DPRK needs China's alignment on weapons supply to Russia - military expert Kovalenko
Oleksandr Kovalenko, military and political observer with the Information Resistance group, believes that North Korea will not start supplying weapons to Russia without first aligning with China
He shared his opinions with Espreso TV.
"They (North Korea - ed.) have a fairly wide range of both ammunition and equipment that corresponds to the calibers and generally technically meets the standards used in the Russian army. In both the DPRK and the Russian Federation, the vast majority of the weapons nomenclature is Soviet types, archetypes and their modifications," Kovalenko said.
The military-political observer further noted that North Korea possesses ammunition, tanks, equipment, and artillery that could potentially be supplied to Russia. However, as of 2022 and the first half of 2023, Russia has not received these supplies.
"Even Shoigu's visit could not somehow change this situation, they have to speak at this level: Kim Jong-un and war criminal Putin. But another point is interesting. Even the level of such communication may not convince Kim Jong-un to start military-technical cooperation with Russia. Because Xi Jinping's opinion will be more important to him. Therefore, in this case, there is a third party that can influence these actions, and without this green light, the DPRK will not start supplying weapons to Russia without coordinating it with China," Kovalenko emphasized.
Cooperation between Russia and the DPRK: details
Earlier, White House spokesman John Kirby said that talks between Russia and the DPRK on military cooperation were "actively progressing."

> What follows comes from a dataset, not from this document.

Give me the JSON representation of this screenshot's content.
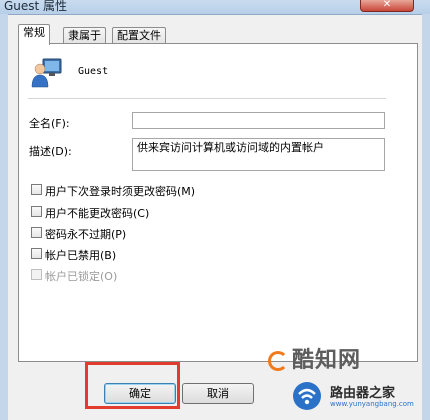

In July, Russian Defense Minister Sergei Shoigu visited the DPRK and met, among other things, with his North Korean counterpart.
In early August, the White House accused Russia of trying to buy ammunition from the DPRK.
On August 18, media reported that US President Joe Biden is ready to meet with North Korean leader Kim Jong Un "without preconditions" to discuss the denuclearization of the Korean Peninsula.
On August 31, the United States imposed sanctions on two Russian citizens over the development of weapons of mass destruction and ballistic missiles for the DPRK.
On September 4, the New York Times reported, citing US and allied officials, that North Korean leader Kim Jong Un plans to visit Russia in September and meet with Vladimir Putin to discuss military cooperation.
On the evening of Friday, September 8, at a parade in honor of the 75th anniversary of the founding of the state, DPRK leader Kim Jong Un met with a Chinese delegation before his trip to Russia next week.